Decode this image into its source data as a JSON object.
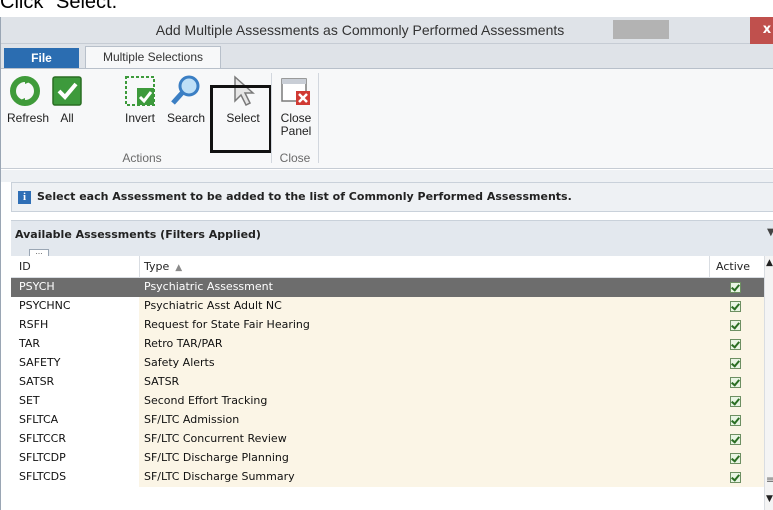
{
  "caption": "Click \"Select.\"",
  "window": {
    "title": "Add Multiple Assessments as Commonly Performed Assessments",
    "close_glyph": "x"
  },
  "tabs": {
    "file": "File",
    "active": "Multiple Selections"
  },
  "ribbon": {
    "buttons": [
      {
        "label": "Refresh",
        "icon": "refresh-icon"
      },
      {
        "label": "All",
        "icon": "check-all-icon"
      },
      {
        "label": "Invert",
        "icon": "invert-selection-icon"
      },
      {
        "label": "Search",
        "icon": "search-icon"
      },
      {
        "label": "Select",
        "icon": "cursor-select-icon"
      },
      {
        "label": "Close Panel",
        "icon": "close-panel-icon"
      }
    ],
    "groups": {
      "actions": "Actions",
      "close": "Close"
    }
  },
  "info": {
    "text": "Select each Assessment to be added to the list of Commonly Performed Assessments.",
    "icon": "info-icon"
  },
  "panel": {
    "title": "Available Assessments (Filters Applied)",
    "filter_glyph": "…"
  },
  "grid": {
    "columns": {
      "id": "ID",
      "type": "Type",
      "active": "Active"
    },
    "sort": "ascending by Type",
    "rows": [
      {
        "id": "PSYCH",
        "type": "Psychiatric Assessment",
        "active": true,
        "selected": true
      },
      {
        "id": "PSYCHNC",
        "type": "Psychiatric Asst Adult NC",
        "active": true
      },
      {
        "id": "RSFH",
        "type": "Request for State Fair Hearing",
        "active": true
      },
      {
        "id": "TAR",
        "type": "Retro TAR/PAR",
        "active": true
      },
      {
        "id": "SAFETY",
        "type": "Safety Alerts",
        "active": true
      },
      {
        "id": "SATSR",
        "type": "SATSR",
        "active": true
      },
      {
        "id": "SET",
        "type": "Second Effort Tracking",
        "active": true
      },
      {
        "id": "SFLTCA",
        "type": "SF/LTC Admission",
        "active": true
      },
      {
        "id": "SFLTCCR",
        "type": "SF/LTC Concurrent Review",
        "active": true
      },
      {
        "id": "SFLTCDP",
        "type": "SF/LTC Discharge Planning",
        "active": true
      },
      {
        "id": "SFLTCDS",
        "type": "SF/LTC Discharge Summary",
        "active": true
      }
    ]
  },
  "colors": {
    "file_tab": "#2b6db1",
    "close_button": "#c0504d",
    "selected_row": "#6d6d6d",
    "type_cell": "#fbf5e6"
  }
}
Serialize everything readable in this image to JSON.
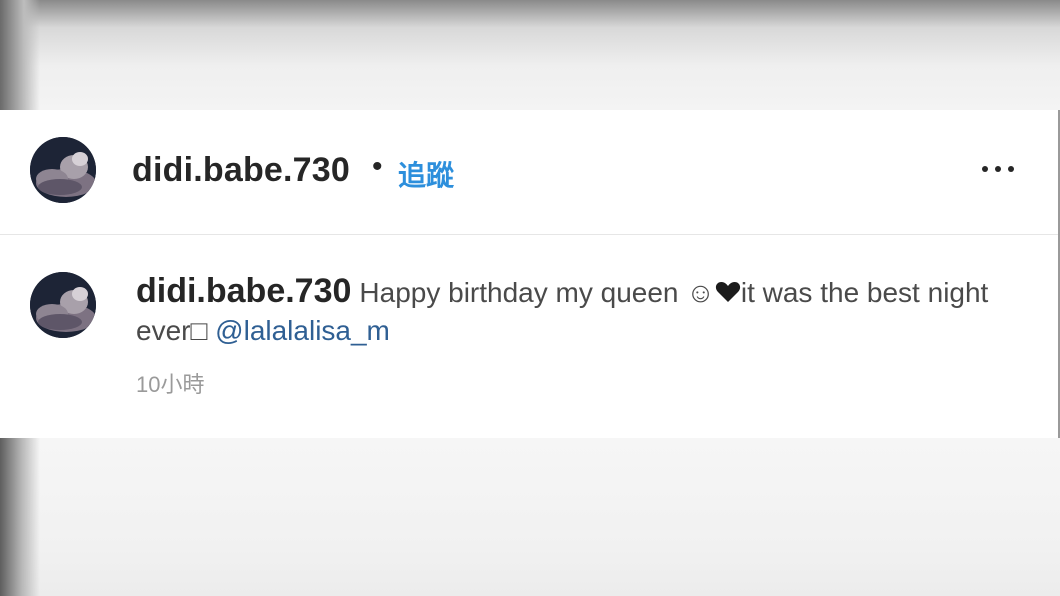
{
  "post": {
    "username": "didi.babe.730",
    "separator": "•",
    "follow_label": "追蹤"
  },
  "comment": {
    "username": "didi.babe.730",
    "text": "Happy birthday my queen ☺",
    "text_after_heart": "it was the best night ever",
    "unknown_glyph": "□",
    "mention": "@lalalalisa_m",
    "time": "10小時"
  },
  "icons": {
    "more": "more-options-icon",
    "heart": "black-heart-icon"
  },
  "colors": {
    "follow": "#2d8fdc",
    "mention": "#2f5f93",
    "time": "#9a9a9a"
  }
}
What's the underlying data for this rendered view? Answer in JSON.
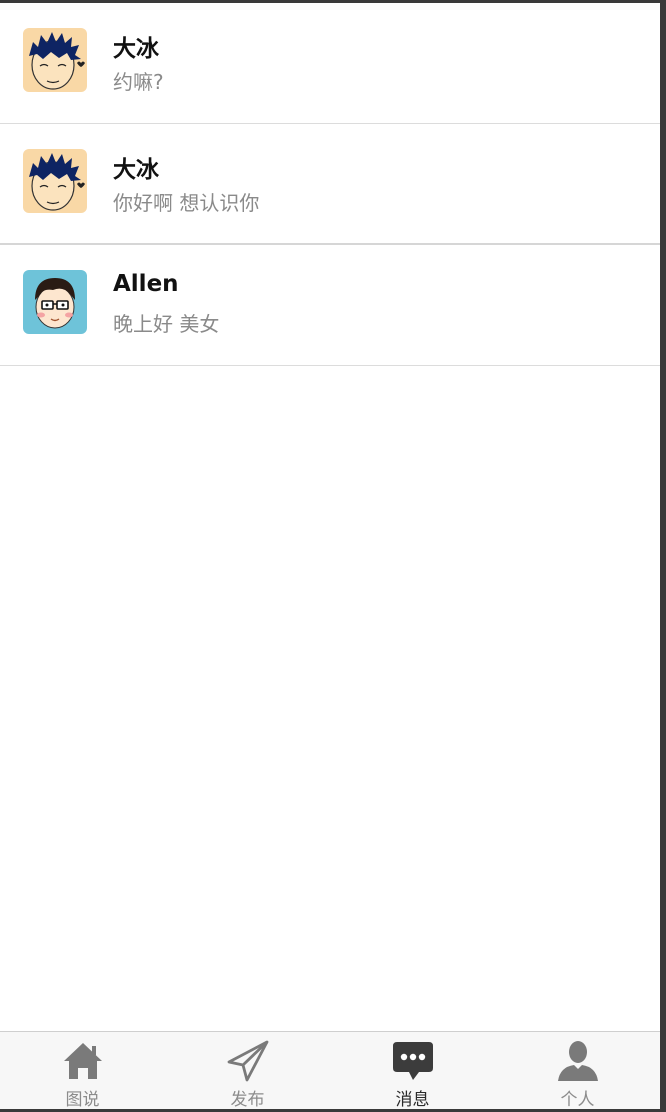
{
  "conversations": [
    {
      "name": "大冰",
      "message": "约嘛?",
      "avatar": "cartoon-boy-spiky-hair-avatar"
    },
    {
      "name": "大冰",
      "message": "你好啊 想认识你",
      "avatar": "cartoon-boy-spiky-hair-avatar"
    },
    {
      "name": "Allen",
      "message": "晚上好 美女",
      "avatar": "cartoon-boy-glasses-avatar"
    }
  ],
  "tabbar": {
    "tabs": [
      {
        "label": "图说",
        "icon": "home-icon",
        "active": false
      },
      {
        "label": "发布",
        "icon": "paper-plane-icon",
        "active": false
      },
      {
        "label": "消息",
        "icon": "chat-bubble-icon",
        "active": true
      },
      {
        "label": "个人",
        "icon": "person-icon",
        "active": false
      }
    ]
  },
  "colors": {
    "background": "#ffffff",
    "name_text": "#111111",
    "message_text": "#8a8a8a",
    "tab_icon": "#7a7a7a",
    "tab_icon_active": "#3c3c3c"
  }
}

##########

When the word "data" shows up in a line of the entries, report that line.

Decode this image into its source data as a JSON object.
What's the underlying data for this rendered view? Answer in JSON.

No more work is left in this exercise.